Website and app data records:
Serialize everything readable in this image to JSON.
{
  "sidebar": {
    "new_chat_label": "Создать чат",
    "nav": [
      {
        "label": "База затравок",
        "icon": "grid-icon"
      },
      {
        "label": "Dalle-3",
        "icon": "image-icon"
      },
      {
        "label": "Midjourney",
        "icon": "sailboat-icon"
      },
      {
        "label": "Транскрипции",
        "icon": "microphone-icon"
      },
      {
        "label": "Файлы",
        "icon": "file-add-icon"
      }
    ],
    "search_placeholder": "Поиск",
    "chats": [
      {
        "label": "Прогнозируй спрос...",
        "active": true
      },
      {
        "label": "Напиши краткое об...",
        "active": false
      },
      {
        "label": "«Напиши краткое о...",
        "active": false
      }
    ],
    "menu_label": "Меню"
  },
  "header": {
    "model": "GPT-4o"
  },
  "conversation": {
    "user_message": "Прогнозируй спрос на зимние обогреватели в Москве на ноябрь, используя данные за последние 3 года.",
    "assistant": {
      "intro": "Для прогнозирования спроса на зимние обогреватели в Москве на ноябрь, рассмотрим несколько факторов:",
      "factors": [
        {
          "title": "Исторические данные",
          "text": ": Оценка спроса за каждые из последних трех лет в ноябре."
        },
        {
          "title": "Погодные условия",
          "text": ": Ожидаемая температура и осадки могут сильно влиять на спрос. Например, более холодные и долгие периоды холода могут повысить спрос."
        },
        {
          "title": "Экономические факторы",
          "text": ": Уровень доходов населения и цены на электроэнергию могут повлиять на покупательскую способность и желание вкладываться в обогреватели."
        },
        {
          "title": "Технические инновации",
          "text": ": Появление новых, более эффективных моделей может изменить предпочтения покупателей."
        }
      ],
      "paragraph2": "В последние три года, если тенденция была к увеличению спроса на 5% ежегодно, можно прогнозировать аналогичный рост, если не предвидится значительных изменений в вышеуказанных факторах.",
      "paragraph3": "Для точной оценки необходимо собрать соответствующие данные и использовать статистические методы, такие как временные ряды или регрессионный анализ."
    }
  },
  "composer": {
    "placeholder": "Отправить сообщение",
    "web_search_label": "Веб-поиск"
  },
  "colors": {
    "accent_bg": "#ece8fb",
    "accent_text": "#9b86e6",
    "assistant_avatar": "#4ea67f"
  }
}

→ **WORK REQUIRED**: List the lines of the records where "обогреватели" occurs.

→ **YOUR RESPONSE**:
    "user_message": "Прогнозируй спрос на зимние обогреватели в Москве на ноябрь, используя данные за последние 3 года.",
      "intro": "Для прогнозирования спроса на зимние обогреватели в Москве на ноябрь, рассмотрим несколько факторов:",
          "text": ": Уровень доходов населения и цены на электроэнергию могут повлиять на покупательскую способность и желание вкладываться в обогреватели."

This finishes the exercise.